The Commonwealth of Kentucky launched legal action against PokerStars in 2010, when it was owned by Rational Group. The allegations were that the operator had illegally provided services to 34,000 players in Kentucky between October 2006 and April 2011.
Amaya acquired Rational Group in 2014, and was fined $290 million in November the following year. Thomas Wingate, a judge in the Franklin Circuit Court, made the original ruling and then tripled the amount in December 2015, at the request of the state of Kentucky. Amaya was rebranded as the Stars Group in 2017.
The fine was carried over to the renamed company, but the Court of Appeals recently reversed the judgement saying that if the Commonwealth’s complaint was allowed to go forward, the result would be absurd and unjust.

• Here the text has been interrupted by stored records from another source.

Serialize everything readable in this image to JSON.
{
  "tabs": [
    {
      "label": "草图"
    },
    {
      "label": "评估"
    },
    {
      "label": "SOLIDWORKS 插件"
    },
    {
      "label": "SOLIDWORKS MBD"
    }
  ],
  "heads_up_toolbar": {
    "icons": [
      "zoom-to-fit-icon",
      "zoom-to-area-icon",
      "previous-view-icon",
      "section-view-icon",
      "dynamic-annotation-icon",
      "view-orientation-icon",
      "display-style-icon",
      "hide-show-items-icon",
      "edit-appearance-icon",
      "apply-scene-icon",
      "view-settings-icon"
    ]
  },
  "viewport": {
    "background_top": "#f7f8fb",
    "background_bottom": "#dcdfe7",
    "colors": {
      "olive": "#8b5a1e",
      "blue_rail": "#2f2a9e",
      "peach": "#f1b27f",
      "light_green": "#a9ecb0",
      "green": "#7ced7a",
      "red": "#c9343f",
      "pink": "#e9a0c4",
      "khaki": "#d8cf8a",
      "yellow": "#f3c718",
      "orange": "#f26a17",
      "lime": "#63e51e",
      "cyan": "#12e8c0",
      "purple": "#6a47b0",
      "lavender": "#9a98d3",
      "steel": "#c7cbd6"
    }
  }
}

Martin Goldstein, Executive Vice President and Chief Legal Officer of the Stars Group, said his company applauded the decision of the 3-judge panel. He added that the case’s merits prevailed, and that the Stars Group was looking forward to putting the matter behind them.
They also intend to petition for the release of a supersedeas bond. The $100 million bond was posted to stay Wingate order during the appeal process. At the same time, however, the operator made it clear that they do not expect the matter to end here.
The Kentucky Commonwealth is likely to petition for a rehearing in the Court of Appeals, or to request that the state’s Supreme Court review the case. If the Supreme Court hears the appeal, the Group has made it clear that it will dispute any and all liability.
At this juncture, an out-of-court settlement is still possible and would prevent further escalation. However, since both sides feel strongly that they are in the right this is appearing increasingly unlikely. The Stars Group defended its position by arguing in the Appeals Court that Kentucky was trying to exploit a statute that was hundreds of years old.
Aside from being out dated, this legislation was intended to allow individuals who had incurred losses while playing games, to bring actions against their winning opponents. The intention was never to create a way for large groups to go head-to-head. No specific customers were ever identified as having lost money while making use of PokerStars’ so-called illegally-provided services during the time period in question.